═════ Information given ═════

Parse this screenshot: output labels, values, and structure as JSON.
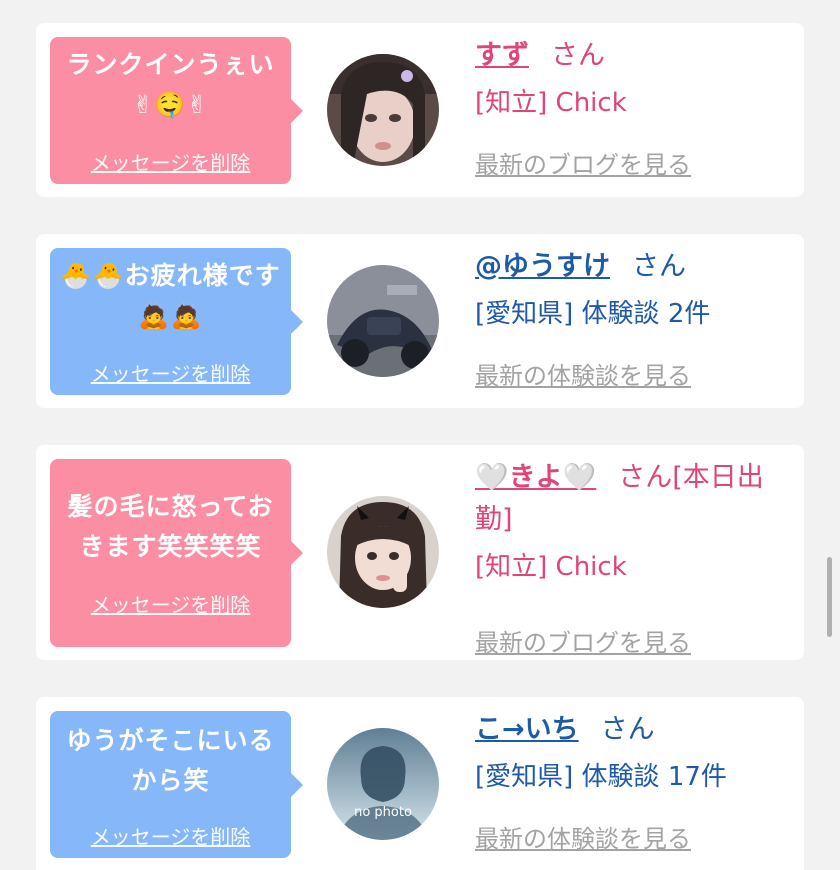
{
  "delete_label": "メッセージを削除",
  "cards": [
    {
      "message": "ランクインうぇい✌🤤✌",
      "name": "すず",
      "suffix": "さん",
      "detail": "[知立] Chick",
      "latest_link": "最新のブログを見る",
      "theme": "pink"
    },
    {
      "message": "🐣🐣お疲れ様です🙇🙇",
      "name": "@ゆうすけ",
      "suffix": "さん",
      "detail": "[愛知県] 体験談 2件",
      "latest_link": "最新の体験談を見る",
      "theme": "blue"
    },
    {
      "message": "髪の毛に怒っておきます笑笑笑笑",
      "name": "🤍きよ🤍",
      "suffix": "さん[本日出勤]",
      "detail": "[知立] Chick",
      "latest_link": "最新のブログを見る",
      "theme": "pink"
    },
    {
      "message": "ゆうがそこにいるから笑",
      "name": "こ→いち",
      "suffix": "さん",
      "detail": "[愛知県] 体験談 17件",
      "latest_link": "最新の体験談を見る",
      "theme": "blue",
      "avatar_text": "no photo"
    }
  ],
  "colors": {
    "pink_bubble": "#fb8ea3",
    "blue_bubble": "#86b7f8",
    "pink_text": "#e0457a",
    "blue_text": "#1f5aa8",
    "muted_link": "#a3a3a3"
  }
}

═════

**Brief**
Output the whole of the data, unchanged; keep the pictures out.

**Reply**
Parse this screenshot: output labels, values, and structure as JSON.
{
  "delete_label": "メッセージを削除",
  "cards": [
    {
      "message": "ランクインうぇい✌🤤✌",
      "name": "すず",
      "suffix": "さん",
      "detail": "[知立] Chick",
      "latest_link": "最新のブログを見る",
      "theme": "pink"
    },
    {
      "message": "🐣🐣お疲れ様です🙇🙇",
      "name": "@ゆうすけ",
      "suffix": "さん",
      "detail": "[愛知県] 体験談 2件",
      "latest_link": "最新の体験談を見る",
      "theme": "blue"
    },
    {
      "message": "髪の毛に怒っておきます笑笑笑笑",
      "name": "🤍きよ🤍",
      "suffix": "さん[本日出勤]",
      "detail": "[知立] Chick",
      "latest_link": "最新のブログを見る",
      "theme": "pink"
    },
    {
      "message": "ゆうがそこにいるから笑",
      "name": "こ→いち",
      "suffix": "さん",
      "detail": "[愛知県] 体験談 17件",
      "latest_link": "最新の体験談を見る",
      "theme": "blue",
      "avatar_text": "no photo"
    }
  ],
  "colors": {
    "pink_bubble": "#fb8ea3",
    "blue_bubble": "#86b7f8",
    "pink_text": "#e0457a",
    "blue_text": "#1f5aa8",
    "muted_link": "#a3a3a3"
  }
}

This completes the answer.